*** Begin section ***
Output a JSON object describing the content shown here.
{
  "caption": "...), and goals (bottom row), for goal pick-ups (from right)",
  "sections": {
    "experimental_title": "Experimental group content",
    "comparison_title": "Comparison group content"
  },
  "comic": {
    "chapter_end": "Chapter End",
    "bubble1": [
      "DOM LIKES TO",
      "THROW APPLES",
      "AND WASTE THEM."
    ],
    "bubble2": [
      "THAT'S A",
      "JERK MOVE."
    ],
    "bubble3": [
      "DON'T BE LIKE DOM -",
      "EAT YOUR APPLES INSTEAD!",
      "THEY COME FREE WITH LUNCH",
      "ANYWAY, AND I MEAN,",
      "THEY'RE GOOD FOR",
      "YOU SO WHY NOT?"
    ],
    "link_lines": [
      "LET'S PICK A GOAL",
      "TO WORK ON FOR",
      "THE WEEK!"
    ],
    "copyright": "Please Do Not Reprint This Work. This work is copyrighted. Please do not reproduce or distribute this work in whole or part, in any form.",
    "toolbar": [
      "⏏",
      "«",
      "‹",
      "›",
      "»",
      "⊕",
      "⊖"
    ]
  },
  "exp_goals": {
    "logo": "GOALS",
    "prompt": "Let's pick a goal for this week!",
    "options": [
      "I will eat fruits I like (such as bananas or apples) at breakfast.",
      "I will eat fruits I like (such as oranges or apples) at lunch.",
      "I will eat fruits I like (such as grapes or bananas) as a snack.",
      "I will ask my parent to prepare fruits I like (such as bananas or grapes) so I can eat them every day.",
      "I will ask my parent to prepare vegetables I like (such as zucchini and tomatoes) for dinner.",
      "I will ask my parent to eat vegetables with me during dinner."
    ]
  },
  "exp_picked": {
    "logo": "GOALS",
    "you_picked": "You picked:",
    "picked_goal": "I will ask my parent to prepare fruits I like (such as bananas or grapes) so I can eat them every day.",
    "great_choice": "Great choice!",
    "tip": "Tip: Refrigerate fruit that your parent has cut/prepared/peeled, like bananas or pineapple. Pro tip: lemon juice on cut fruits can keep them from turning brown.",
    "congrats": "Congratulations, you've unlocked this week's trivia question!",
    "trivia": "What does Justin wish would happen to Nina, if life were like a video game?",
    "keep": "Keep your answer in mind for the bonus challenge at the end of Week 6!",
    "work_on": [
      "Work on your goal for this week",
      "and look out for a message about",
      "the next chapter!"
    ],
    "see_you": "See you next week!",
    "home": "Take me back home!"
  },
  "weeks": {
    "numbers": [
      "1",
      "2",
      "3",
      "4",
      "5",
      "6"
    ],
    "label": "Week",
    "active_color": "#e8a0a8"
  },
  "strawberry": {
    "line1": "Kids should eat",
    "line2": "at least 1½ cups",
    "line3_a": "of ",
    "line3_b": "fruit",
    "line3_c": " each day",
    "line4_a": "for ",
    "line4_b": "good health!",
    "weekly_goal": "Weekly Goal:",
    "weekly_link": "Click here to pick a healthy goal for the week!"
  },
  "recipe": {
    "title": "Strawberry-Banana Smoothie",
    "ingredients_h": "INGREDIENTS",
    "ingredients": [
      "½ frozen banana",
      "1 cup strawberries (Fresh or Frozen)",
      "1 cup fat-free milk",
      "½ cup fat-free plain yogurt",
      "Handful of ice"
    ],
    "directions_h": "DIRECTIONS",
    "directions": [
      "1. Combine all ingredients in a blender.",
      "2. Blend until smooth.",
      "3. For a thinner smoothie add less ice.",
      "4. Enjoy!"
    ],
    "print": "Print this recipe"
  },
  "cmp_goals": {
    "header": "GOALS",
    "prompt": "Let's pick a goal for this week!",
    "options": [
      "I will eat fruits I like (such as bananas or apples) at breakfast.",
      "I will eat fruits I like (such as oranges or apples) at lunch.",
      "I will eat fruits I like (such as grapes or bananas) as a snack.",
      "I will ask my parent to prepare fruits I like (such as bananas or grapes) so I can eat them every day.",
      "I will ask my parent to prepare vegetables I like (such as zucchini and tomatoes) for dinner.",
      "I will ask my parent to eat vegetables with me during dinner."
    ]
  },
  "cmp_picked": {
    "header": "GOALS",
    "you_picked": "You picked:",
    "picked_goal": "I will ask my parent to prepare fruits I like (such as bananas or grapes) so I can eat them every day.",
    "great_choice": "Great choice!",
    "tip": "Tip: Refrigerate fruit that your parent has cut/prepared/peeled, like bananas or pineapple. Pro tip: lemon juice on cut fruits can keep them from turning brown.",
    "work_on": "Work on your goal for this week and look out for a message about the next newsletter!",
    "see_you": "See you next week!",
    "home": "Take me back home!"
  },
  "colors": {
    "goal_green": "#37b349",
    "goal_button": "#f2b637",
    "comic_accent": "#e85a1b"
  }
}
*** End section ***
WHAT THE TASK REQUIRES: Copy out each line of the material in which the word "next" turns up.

EXPECTED ANSWER:
      "the next chapter!"
    "see_you": "See you next week!",
    "work_on": "Work on your goal for this week and look out for a message about the next newsletter!",
    "see_you": "See you next week!",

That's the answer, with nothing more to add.